ACTION ITEM:
Whichever lines include the word "value", copy them as they appear in the data.

== GIVEN DATA ==

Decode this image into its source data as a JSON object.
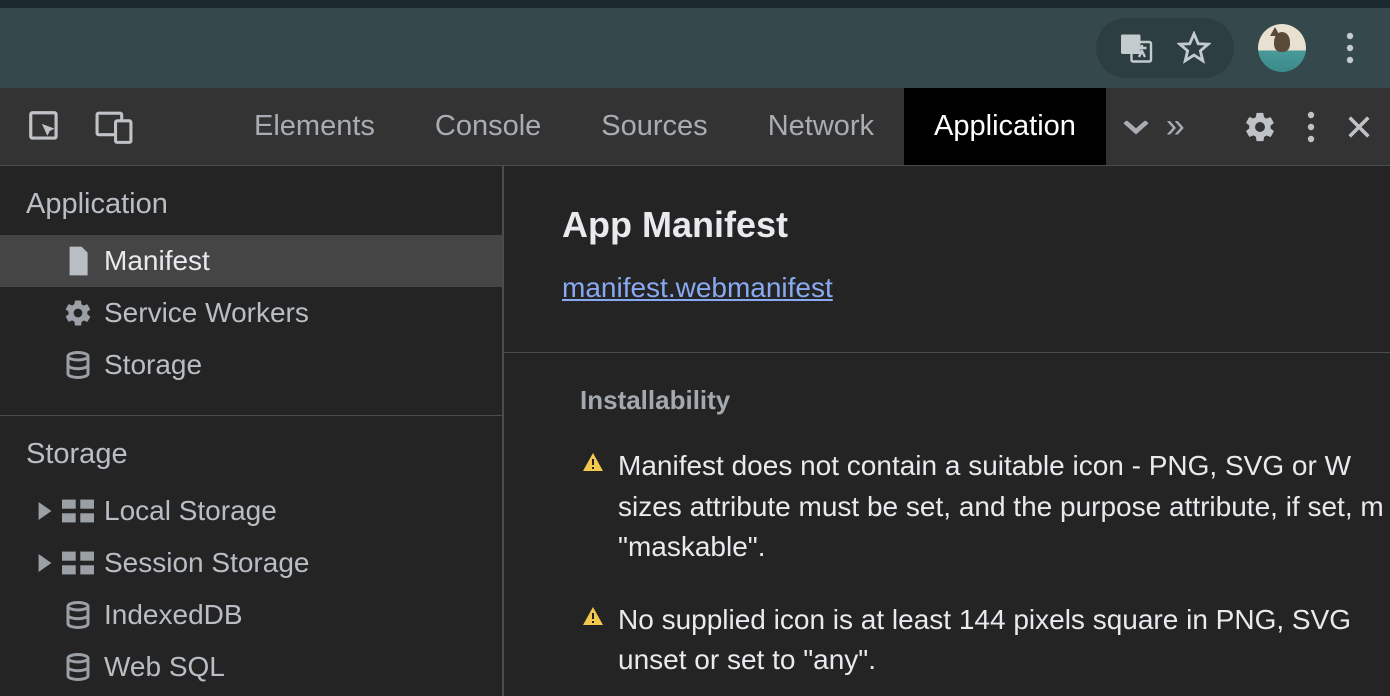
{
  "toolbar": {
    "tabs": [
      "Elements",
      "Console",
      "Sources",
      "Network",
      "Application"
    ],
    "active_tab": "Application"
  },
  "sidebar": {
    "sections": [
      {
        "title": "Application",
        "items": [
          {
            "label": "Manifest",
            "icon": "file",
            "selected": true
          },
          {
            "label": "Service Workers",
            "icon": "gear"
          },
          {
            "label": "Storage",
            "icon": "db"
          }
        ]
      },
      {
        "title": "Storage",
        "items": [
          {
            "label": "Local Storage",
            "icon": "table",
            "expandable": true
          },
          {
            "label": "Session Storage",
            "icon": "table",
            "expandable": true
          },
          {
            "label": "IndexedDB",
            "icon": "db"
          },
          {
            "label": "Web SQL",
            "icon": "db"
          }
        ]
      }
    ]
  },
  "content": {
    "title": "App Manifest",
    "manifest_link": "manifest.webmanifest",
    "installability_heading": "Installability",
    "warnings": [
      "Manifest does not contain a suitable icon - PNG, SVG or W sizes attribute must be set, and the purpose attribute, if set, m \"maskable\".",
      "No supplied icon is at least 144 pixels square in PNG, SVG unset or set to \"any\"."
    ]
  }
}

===
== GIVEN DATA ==

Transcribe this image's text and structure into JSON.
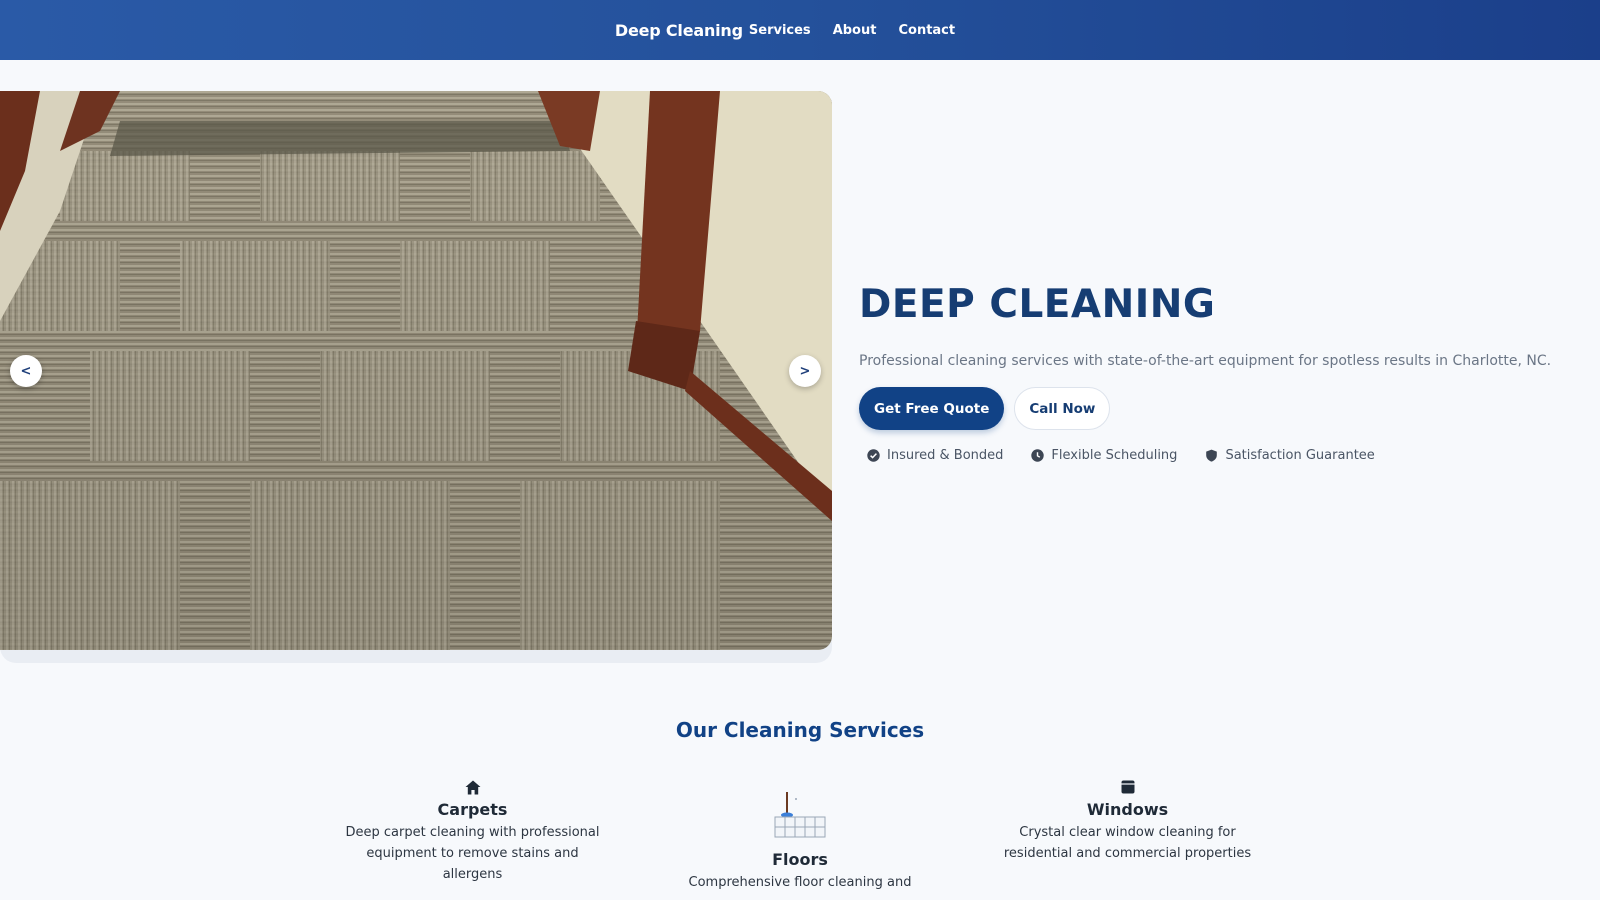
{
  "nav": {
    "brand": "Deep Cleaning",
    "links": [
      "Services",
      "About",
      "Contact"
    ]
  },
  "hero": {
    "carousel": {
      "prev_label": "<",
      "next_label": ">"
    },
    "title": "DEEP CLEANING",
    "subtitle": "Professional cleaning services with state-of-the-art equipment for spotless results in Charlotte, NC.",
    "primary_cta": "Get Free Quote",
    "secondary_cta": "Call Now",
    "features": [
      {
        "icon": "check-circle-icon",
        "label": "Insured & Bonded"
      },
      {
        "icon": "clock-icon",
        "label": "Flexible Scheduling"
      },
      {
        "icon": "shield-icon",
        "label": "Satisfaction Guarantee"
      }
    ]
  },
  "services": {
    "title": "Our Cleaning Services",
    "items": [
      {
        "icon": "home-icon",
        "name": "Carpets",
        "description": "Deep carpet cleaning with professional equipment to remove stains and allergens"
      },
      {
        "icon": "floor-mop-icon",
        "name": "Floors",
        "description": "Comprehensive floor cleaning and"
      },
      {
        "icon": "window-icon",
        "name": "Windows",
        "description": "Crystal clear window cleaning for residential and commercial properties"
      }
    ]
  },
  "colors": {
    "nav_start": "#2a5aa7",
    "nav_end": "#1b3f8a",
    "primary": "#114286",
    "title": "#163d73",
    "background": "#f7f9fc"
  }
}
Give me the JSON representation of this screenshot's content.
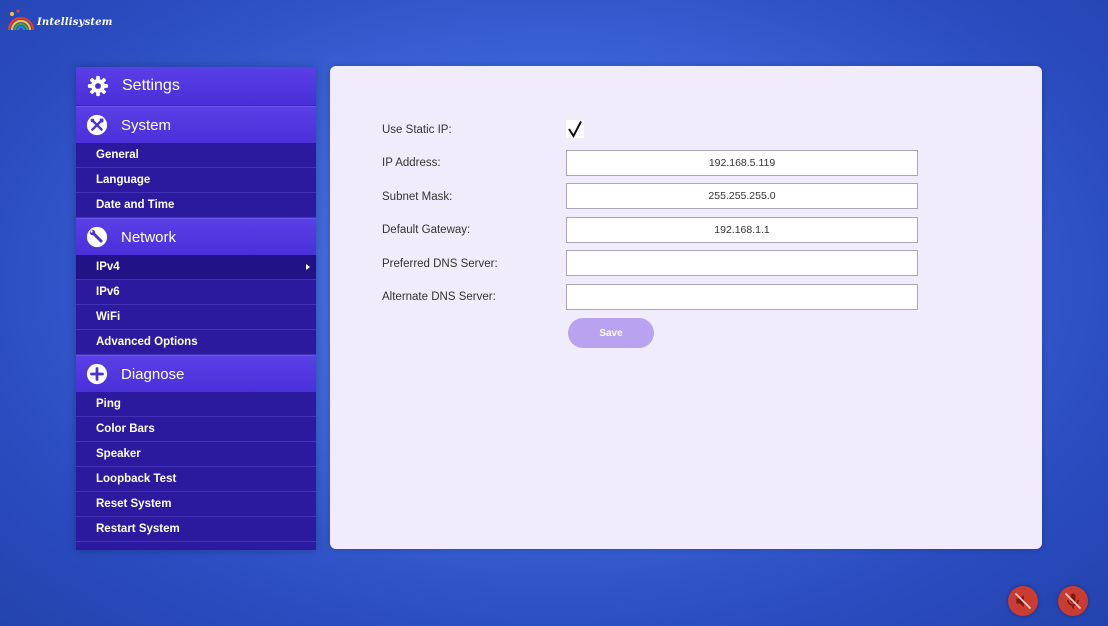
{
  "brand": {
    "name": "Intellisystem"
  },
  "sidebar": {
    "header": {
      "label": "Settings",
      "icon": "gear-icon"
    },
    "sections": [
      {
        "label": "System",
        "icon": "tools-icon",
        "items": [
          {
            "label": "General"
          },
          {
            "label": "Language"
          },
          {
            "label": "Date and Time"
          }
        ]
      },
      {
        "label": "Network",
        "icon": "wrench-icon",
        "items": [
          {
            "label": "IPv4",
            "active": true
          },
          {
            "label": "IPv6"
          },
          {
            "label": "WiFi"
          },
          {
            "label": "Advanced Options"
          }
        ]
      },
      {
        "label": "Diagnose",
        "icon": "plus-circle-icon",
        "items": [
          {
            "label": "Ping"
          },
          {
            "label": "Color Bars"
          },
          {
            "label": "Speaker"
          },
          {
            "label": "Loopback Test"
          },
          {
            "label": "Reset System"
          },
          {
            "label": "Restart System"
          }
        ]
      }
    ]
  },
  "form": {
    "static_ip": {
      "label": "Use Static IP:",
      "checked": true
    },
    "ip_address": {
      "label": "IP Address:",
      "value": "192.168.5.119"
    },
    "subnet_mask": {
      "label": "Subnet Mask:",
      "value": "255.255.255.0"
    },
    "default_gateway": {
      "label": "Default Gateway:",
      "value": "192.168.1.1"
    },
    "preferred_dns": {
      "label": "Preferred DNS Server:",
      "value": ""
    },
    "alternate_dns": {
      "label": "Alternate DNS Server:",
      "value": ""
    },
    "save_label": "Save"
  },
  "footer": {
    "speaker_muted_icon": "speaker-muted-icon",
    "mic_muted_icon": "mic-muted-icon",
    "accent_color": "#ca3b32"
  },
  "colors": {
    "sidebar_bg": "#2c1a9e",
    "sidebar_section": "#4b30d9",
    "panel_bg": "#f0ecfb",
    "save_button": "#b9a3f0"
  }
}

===
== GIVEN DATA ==

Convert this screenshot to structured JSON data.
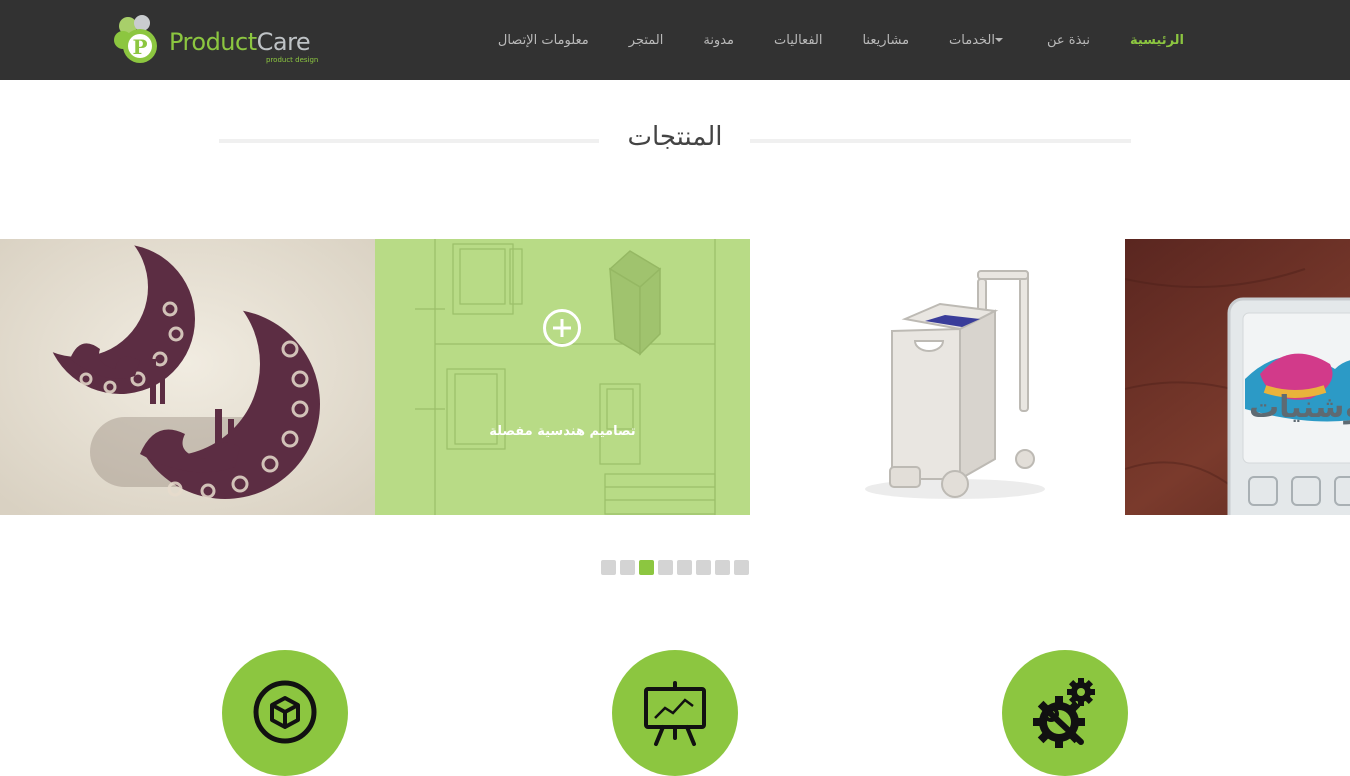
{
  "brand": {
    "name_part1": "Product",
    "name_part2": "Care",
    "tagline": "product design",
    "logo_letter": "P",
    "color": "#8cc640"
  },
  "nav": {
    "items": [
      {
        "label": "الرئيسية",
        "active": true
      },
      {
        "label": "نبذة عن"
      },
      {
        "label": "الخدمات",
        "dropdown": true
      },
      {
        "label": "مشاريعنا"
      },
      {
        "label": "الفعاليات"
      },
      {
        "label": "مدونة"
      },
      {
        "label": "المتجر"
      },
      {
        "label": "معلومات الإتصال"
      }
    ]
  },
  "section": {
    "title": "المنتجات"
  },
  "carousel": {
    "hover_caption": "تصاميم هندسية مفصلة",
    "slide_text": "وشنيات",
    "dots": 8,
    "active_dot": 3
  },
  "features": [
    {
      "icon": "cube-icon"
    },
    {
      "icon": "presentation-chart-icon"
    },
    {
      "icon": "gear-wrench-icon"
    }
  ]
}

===

FINISHED EXERCISE:
      "value": "192.168.5.119"
      "value": "255.255.255.0"
      "value": "192.168.1.1"
      "value": ""
      "value": ""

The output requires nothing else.